------ Data to examine ------
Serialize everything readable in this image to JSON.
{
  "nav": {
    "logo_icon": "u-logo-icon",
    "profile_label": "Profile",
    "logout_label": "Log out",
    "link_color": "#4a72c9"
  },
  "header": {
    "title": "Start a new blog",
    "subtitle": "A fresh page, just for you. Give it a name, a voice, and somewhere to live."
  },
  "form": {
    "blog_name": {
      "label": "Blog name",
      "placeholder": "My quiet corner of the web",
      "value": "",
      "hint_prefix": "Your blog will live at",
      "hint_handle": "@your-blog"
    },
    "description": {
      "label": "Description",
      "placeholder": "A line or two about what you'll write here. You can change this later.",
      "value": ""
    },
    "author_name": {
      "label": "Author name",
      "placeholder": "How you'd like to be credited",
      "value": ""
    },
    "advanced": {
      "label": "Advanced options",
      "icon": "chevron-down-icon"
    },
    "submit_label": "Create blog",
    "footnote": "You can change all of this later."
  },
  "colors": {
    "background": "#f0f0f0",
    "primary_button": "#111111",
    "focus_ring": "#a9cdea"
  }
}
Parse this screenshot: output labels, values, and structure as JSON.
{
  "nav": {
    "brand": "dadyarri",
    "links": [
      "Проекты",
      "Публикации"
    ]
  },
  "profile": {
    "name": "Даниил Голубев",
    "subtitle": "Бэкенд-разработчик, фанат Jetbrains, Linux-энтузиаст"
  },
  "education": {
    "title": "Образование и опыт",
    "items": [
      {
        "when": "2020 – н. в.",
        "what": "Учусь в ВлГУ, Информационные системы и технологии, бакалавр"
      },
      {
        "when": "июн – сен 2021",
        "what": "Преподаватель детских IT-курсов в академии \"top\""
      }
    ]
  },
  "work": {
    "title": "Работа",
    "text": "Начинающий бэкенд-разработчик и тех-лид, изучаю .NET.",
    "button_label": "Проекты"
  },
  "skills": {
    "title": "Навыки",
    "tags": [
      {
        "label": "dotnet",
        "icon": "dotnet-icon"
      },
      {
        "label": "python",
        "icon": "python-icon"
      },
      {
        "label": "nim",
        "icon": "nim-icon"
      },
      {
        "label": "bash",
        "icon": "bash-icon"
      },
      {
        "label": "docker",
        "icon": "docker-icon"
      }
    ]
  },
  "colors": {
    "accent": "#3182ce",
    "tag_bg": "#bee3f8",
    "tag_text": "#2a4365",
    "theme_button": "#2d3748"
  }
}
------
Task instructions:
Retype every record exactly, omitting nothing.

Solution:
Serialize everything readable in this image to JSON.
{
  "nav": {
    "logo_icon": "u-logo-icon",
    "profile_label": "Profile",
    "logout_label": "Log out",
    "link_color": "#4a72c9"
  },
  "header": {
    "title": "Start a new blog",
    "subtitle": "A fresh page, just for you. Give it a name, a voice, and somewhere to live."
  },
  "form": {
    "blog_name": {
      "label": "Blog name",
      "placeholder": "My quiet corner of the web",
      "value": "",
      "hint_prefix": "Your blog will live at",
      "hint_handle": "@your-blog"
    },
    "description": {
      "label": "Description",
      "placeholder": "A line or two about what you'll write here. You can change this later.",
      "value": ""
    },
    "author_name": {
      "label": "Author name",
      "placeholder": "How you'd like to be credited",
      "value": ""
    },
    "advanced": {
      "label": "Advanced options",
      "icon": "chevron-down-icon"
    },
    "submit_label": "Create blog",
    "footnote": "You can change all of this later."
  },
  "colors": {
    "background": "#f0f0f0",
    "primary_button": "#111111",
    "focus_ring": "#a9cdea"
  }
}
Parse this screenshot: output labels, values, and structure as JSON.
{
  "nav": {
    "brand": "dadyarri",
    "links": [
      "Проекты",
      "Публикации"
    ]
  },
  "profile": {
    "name": "Даниил Голубев",
    "subtitle": "Бэкенд-разработчик, фанат Jetbrains, Linux-энтузиаст"
  },
  "education": {
    "title": "Образование и опыт",
    "items": [
      {
        "when": "2020 – н. в.",
        "what": "Учусь в ВлГУ, Информационные системы и технологии, бакалавр"
      },
      {
        "when": "июн – сен 2021",
        "what": "Преподаватель детских IT-курсов в академии \"top\""
      }
    ]
  },
  "work": {
    "title": "Работа",
    "text": "Начинающий бэкенд-разработчик и тех-лид, изучаю .NET.",
    "button_label": "Проекты"
  },
  "skills": {
    "title": "Навыки",
    "tags": [
      {
        "label": "dotnet",
        "icon": "dotnet-icon"
      },
      {
        "label": "python",
        "icon": "python-icon"
      },
      {
        "label": "nim",
        "icon": "nim-icon"
      },
      {
        "label": "bash",
        "icon": "bash-icon"
      },
      {
        "label": "docker",
        "icon": "docker-icon"
      }
    ]
  },
  "colors": {
    "accent": "#3182ce",
    "tag_bg": "#bee3f8",
    "tag_text": "#2a4365",
    "theme_button": "#2d3748"
  }
}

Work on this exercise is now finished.